The end of your marriage will bring changes in virtually every area of your life, including your finances. You understand how important it is to make choices and pursue terms that will allow you to have long-term stability, but it can be difficult to focus on the long-term when faced with your current emotions and temporary circumstances. By keeping your future interests as the priority, you will be more likely to secure terms that are beneficial for years to come.
One of the most important aspects of securing your future interests after a divorce is knowing what will happen to your retirement assets. New Jersey is an equitable distribution state, which means each spouse has an equitable claim to all marital property. Knowing what the law says about the division of marital property and how you can secure a fair share of your long-term savings is critical.

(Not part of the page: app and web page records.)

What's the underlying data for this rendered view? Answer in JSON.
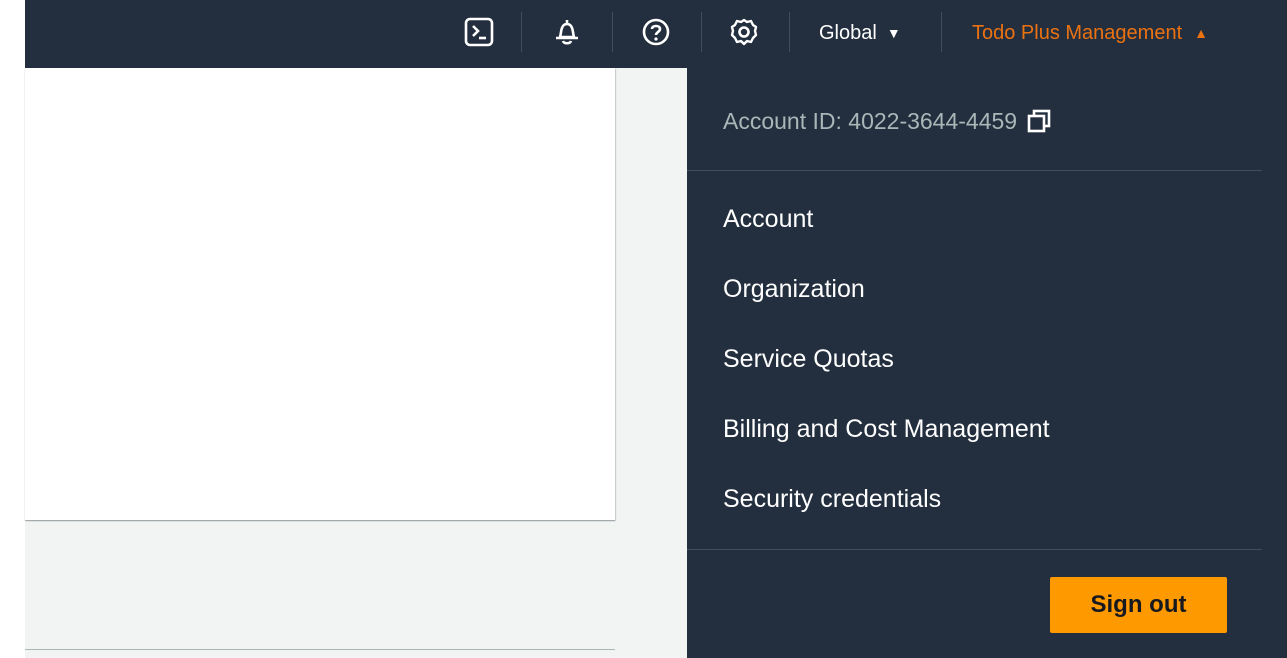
{
  "topbar": {
    "icons": [
      {
        "name": "cloudshell-icon"
      },
      {
        "name": "notifications-bell-icon"
      },
      {
        "name": "help-icon"
      },
      {
        "name": "settings-gear-icon"
      }
    ],
    "region_label": "Global",
    "region_caret": "▼",
    "account_menu_label": "Todo Plus Management",
    "account_menu_caret": "▲"
  },
  "dropdown": {
    "account_id": "Account ID: 4022-3644-4459",
    "items": [
      {
        "label": "Account"
      },
      {
        "label": "Organization"
      },
      {
        "label": "Service Quotas"
      },
      {
        "label": "Billing and Cost Management"
      },
      {
        "label": "Security credentials"
      }
    ],
    "sign_out_label": "Sign out"
  },
  "colors": {
    "nav_bg": "#232f3e",
    "accent_orange": "#ec7211",
    "button_orange": "#ff9900",
    "muted_text": "#aab7b8",
    "page_bg": "#f2f3f3"
  }
}
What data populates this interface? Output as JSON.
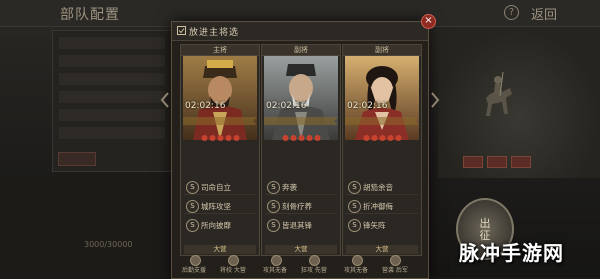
{
  "background": {
    "title": "部队配置",
    "help": "?",
    "back": "返回",
    "counter": "3000/30000",
    "badge_line1": "出",
    "badge_line2": "征"
  },
  "modal": {
    "title": "放进主将选",
    "close": "×"
  },
  "cards": [
    {
      "role": "主将",
      "timer": "02:02:16",
      "stars": 5,
      "skills": [
        "司命自立",
        "城阵攻坚",
        "所向披靡"
      ],
      "category": "大营",
      "bottom": [
        "后勤支援",
        "将校 大营"
      ]
    },
    {
      "role": "副将",
      "timer": "02:02:16",
      "stars": 5,
      "skills": [
        "奔袭",
        "刻骨疗养",
        "皆退其锋"
      ],
      "category": "大营",
      "bottom": [
        "攻其无备",
        "狂攻 先营"
      ]
    },
    {
      "role": "副将",
      "timer": "02:02:16",
      "stars": 5,
      "skills": [
        "胡笳余音",
        "折冲御侮",
        "锋矢阵"
      ],
      "category": "大营",
      "bottom": [
        "攻其无备",
        "营袭 后军"
      ]
    }
  ],
  "watermark": "脉冲手游网",
  "colors": {
    "star": "#c8432f",
    "close": "#8e2a22",
    "ribbon": "#8a6a2a"
  }
}
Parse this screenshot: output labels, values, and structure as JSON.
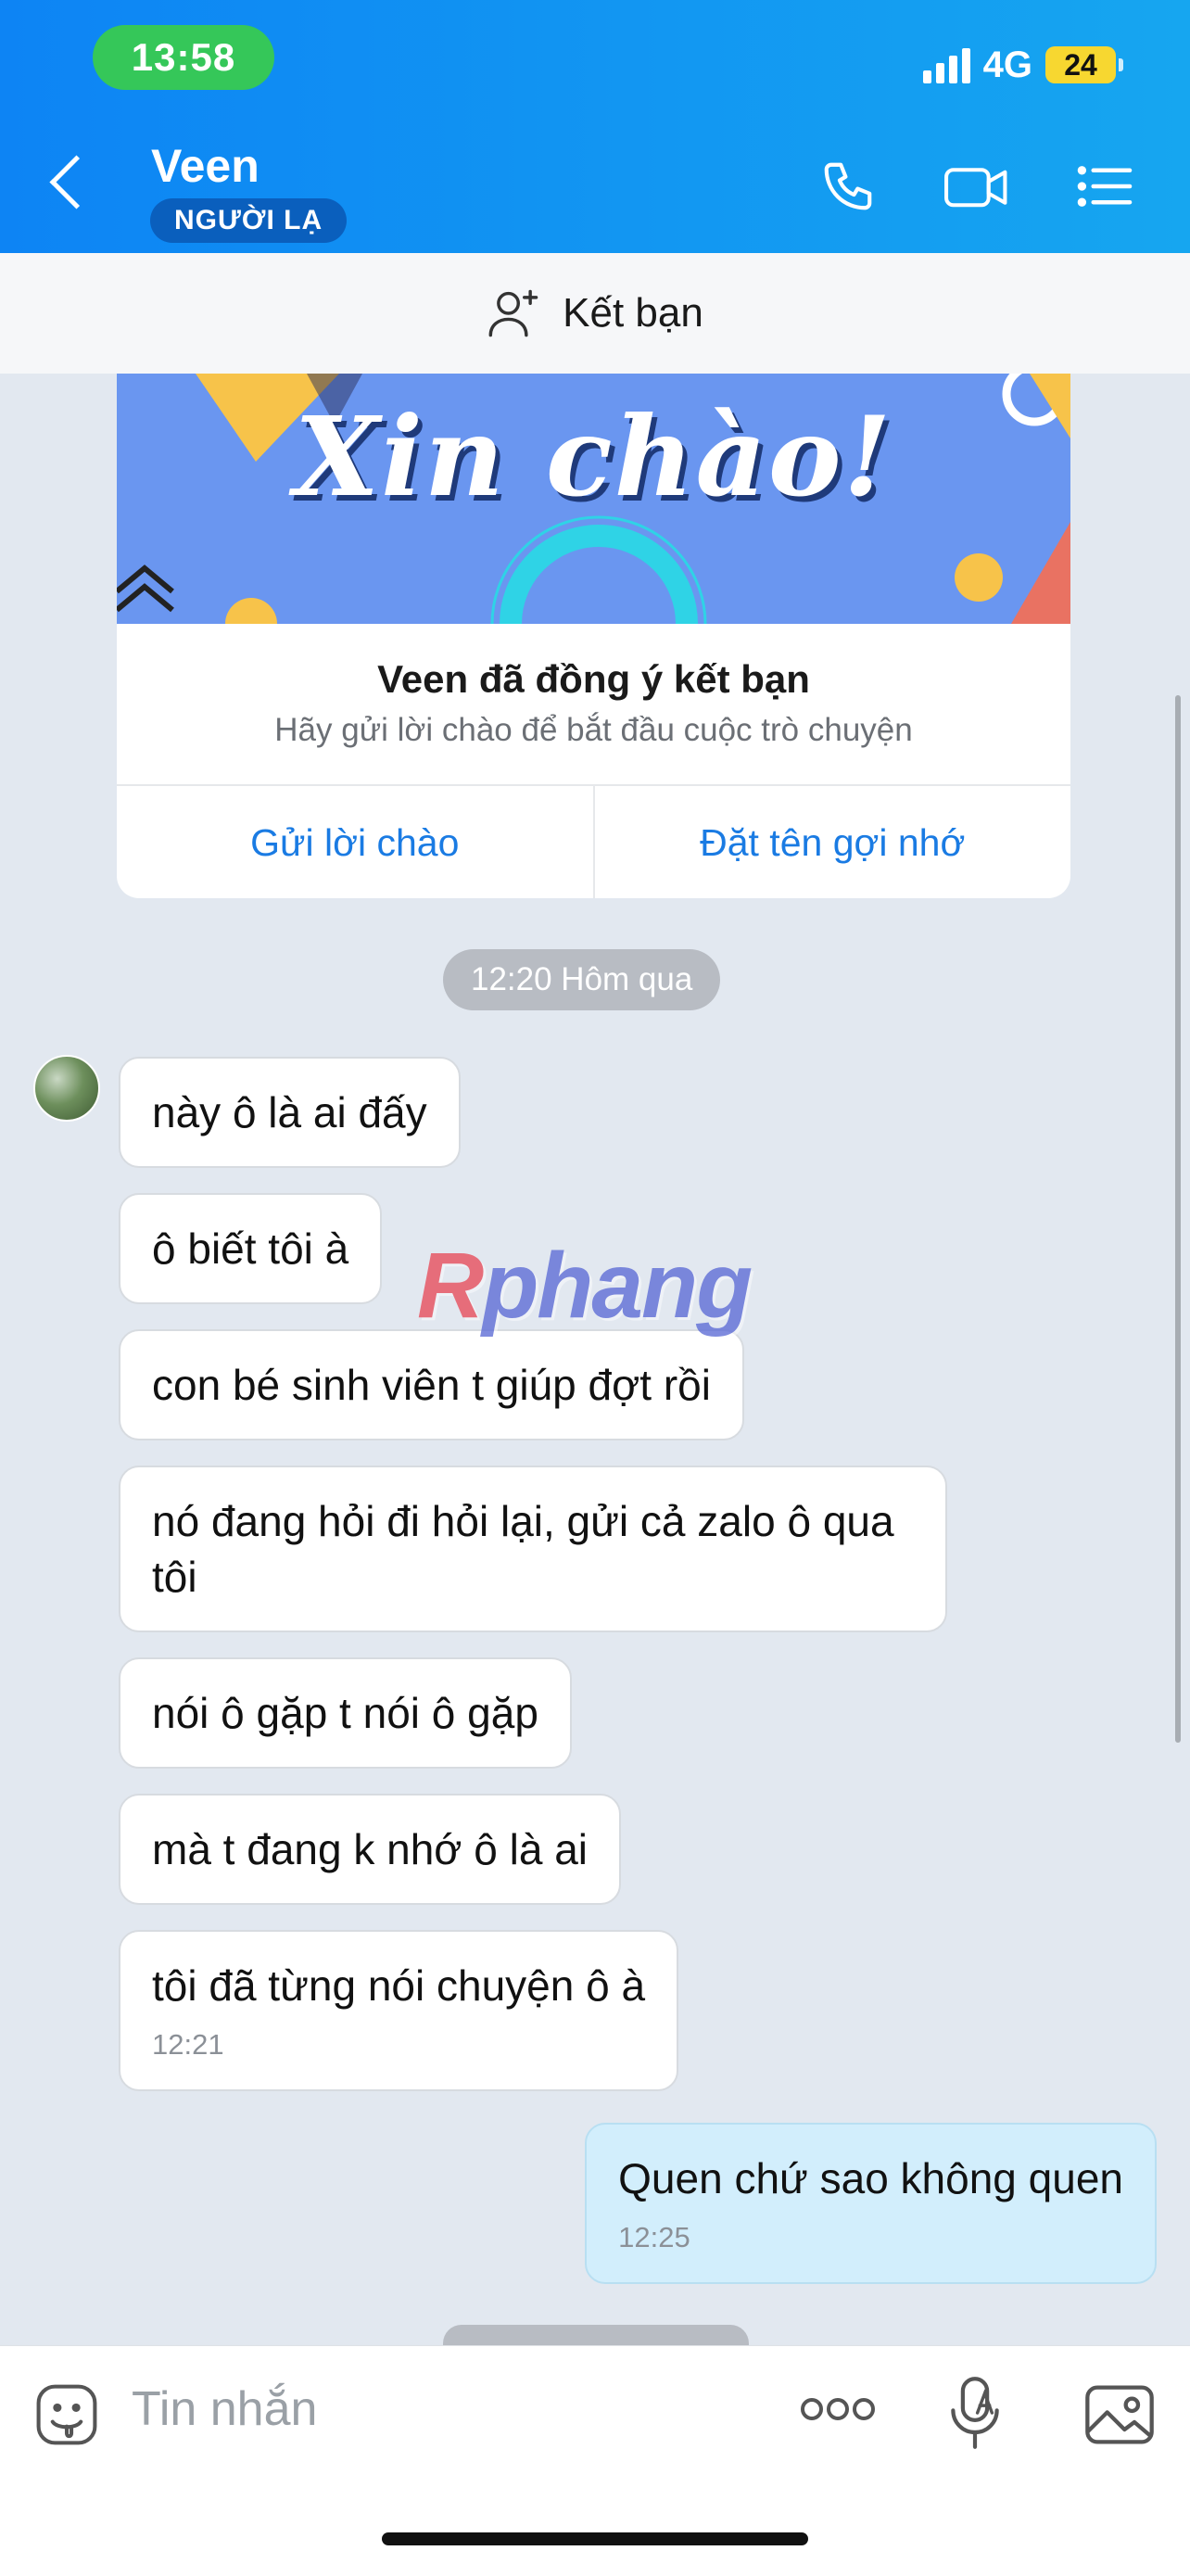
{
  "status_bar": {
    "time": "13:58",
    "network": "4G",
    "battery": "24"
  },
  "header": {
    "contact_name": "Veen",
    "badge": "NGƯỜI LẠ"
  },
  "add_friend": {
    "label": "Kết bạn"
  },
  "hello_card": {
    "banner_text": "Xin chào!",
    "title": "Veen đã đồng ý kết bạn",
    "subtitle": "Hãy gửi lời chào để bắt đầu cuộc trò chuyện",
    "action_greet": "Gửi lời chào",
    "action_nickname": "Đặt tên gợi nhớ"
  },
  "date_separator": "12:20 Hôm qua",
  "messages": [
    {
      "text": "này ô là ai đấy"
    },
    {
      "text": "ô biết tôi à"
    },
    {
      "text": "con bé sinh viên t giúp đợt rồi"
    },
    {
      "text": "nó đang hỏi đi hỏi lại, gửi cả zalo ô qua tôi"
    },
    {
      "text": "nói ô gặp t nói ô gặp"
    },
    {
      "text": "mà t đang k nhớ ô là ai"
    },
    {
      "text": "tôi đã từng nói chuyện ô à",
      "time": "12:21"
    },
    {
      "text": "Quen chứ sao không quen",
      "time": "12:25",
      "sender": "me"
    }
  ],
  "watermark": {
    "first": "R",
    "rest": "phang"
  },
  "composer": {
    "placeholder": "Tin nhắn"
  },
  "colors": {
    "header": "#0d84f4",
    "accent": "#1a7be3",
    "my_bubble": "#d2eefc"
  }
}
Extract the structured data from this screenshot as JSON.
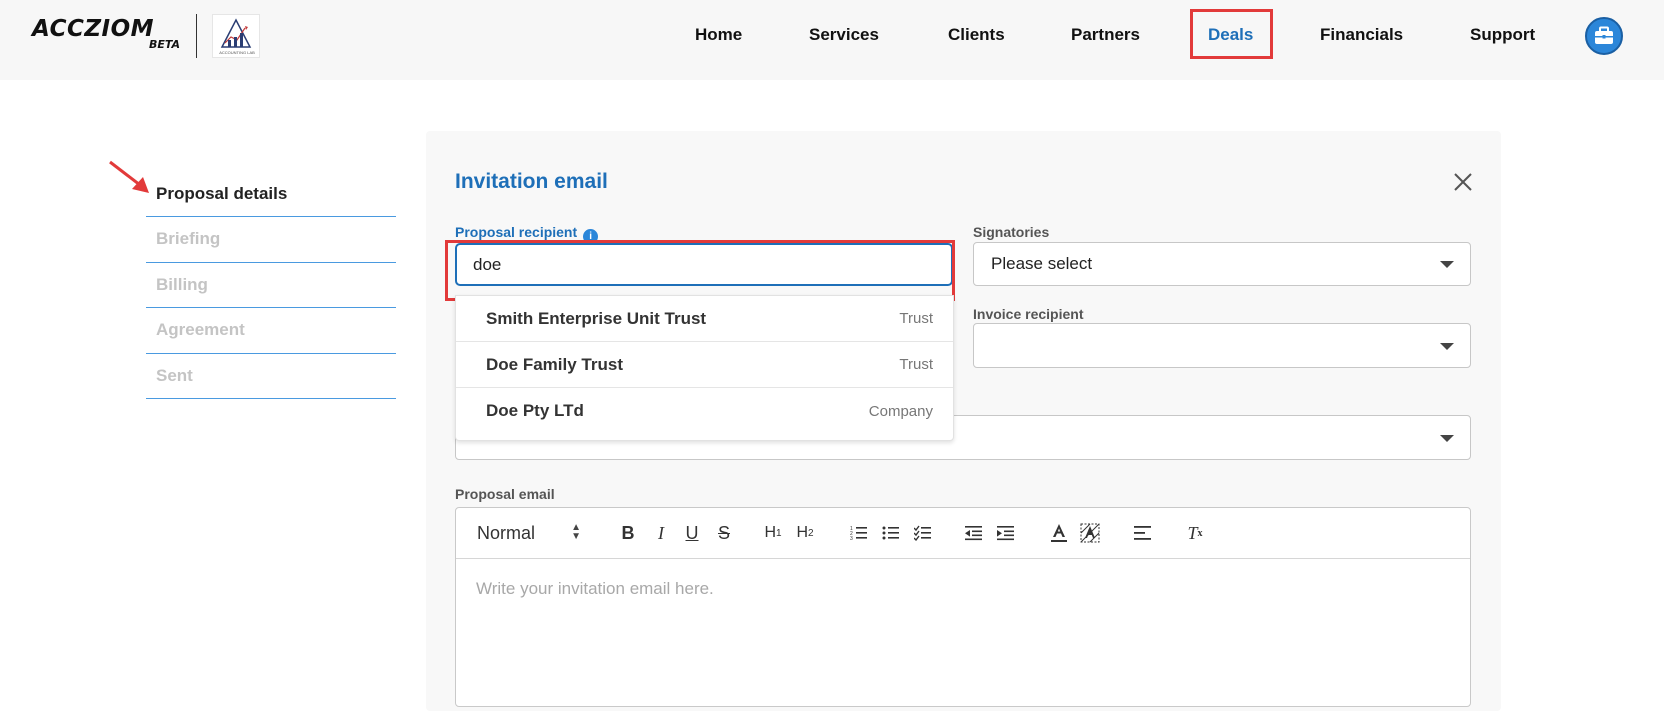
{
  "header": {
    "logo_text": "ACCZIOM",
    "logo_badge": "BETA",
    "partner_logo_caption": "ACCOUNTING LAB",
    "nav": [
      {
        "label": "Home"
      },
      {
        "label": "Services"
      },
      {
        "label": "Clients"
      },
      {
        "label": "Partners"
      },
      {
        "label": "Deals",
        "active": true
      },
      {
        "label": "Financials"
      },
      {
        "label": "Support"
      }
    ],
    "user_icon": "briefcase-icon"
  },
  "steps": [
    {
      "label": "Proposal details",
      "active": true
    },
    {
      "label": "Briefing"
    },
    {
      "label": "Billing"
    },
    {
      "label": "Agreement"
    },
    {
      "label": "Sent"
    }
  ],
  "panel": {
    "title": "Invitation email",
    "proposal_recipient": {
      "label": "Proposal recipient",
      "value": "doe"
    },
    "signatories": {
      "label": "Signatories",
      "value": "Please select"
    },
    "invoice_recipient": {
      "label": "Invoice recipient",
      "value": ""
    },
    "third_select_value": "",
    "suggestions": [
      {
        "name": "Smith Enterprise Unit Trust",
        "type": "Trust"
      },
      {
        "name": "Doe Family Trust",
        "type": "Trust"
      },
      {
        "name": "Doe Pty LTd",
        "type": "Company"
      }
    ],
    "proposal_email": {
      "label": "Proposal email",
      "style_select": "Normal",
      "placeholder": "Write your invitation email here."
    }
  },
  "colors": {
    "accent": "#1e6fb8",
    "highlight": "#e23a3a",
    "step_divider": "#4a9ae0"
  }
}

Securing your rightful share of marital property
If you have a claim to a portion of retirement assets, it is important to know how to claim your rightful portion, and how to remove funds from accounts. This largely depends on the type of account in question and other factors. There are both state and federal regulations and tax laws that could affect what happens to these assets. It is also helpful to understand that the portion you could receive only pertains to the savings accumulated during the course of your marriage.
It is relatively simple to divide assets in an IRA. The order for a transfer of funds can be part of your divorce decree, and you can simply move those funds into your own IRA. This will not be taxable. However, transfer or removal of funds from a 401(k) is more complex. To do this, you will need a Qualified Domestic Relations Order, which is a legal order that allows another person to receive a portion of the funds held in the account.
The complexity of retirement accounts
The division of retirement accounts is only one aspect of your divorce, yet it could be one of the most complex. You will benefit from an understanding of how to seek your rightful share of these marital assets while also avoiding unnecessary taxes and penalties. It is helpful to have guidance as you make choices that will impact you years into the future after your divorce is final.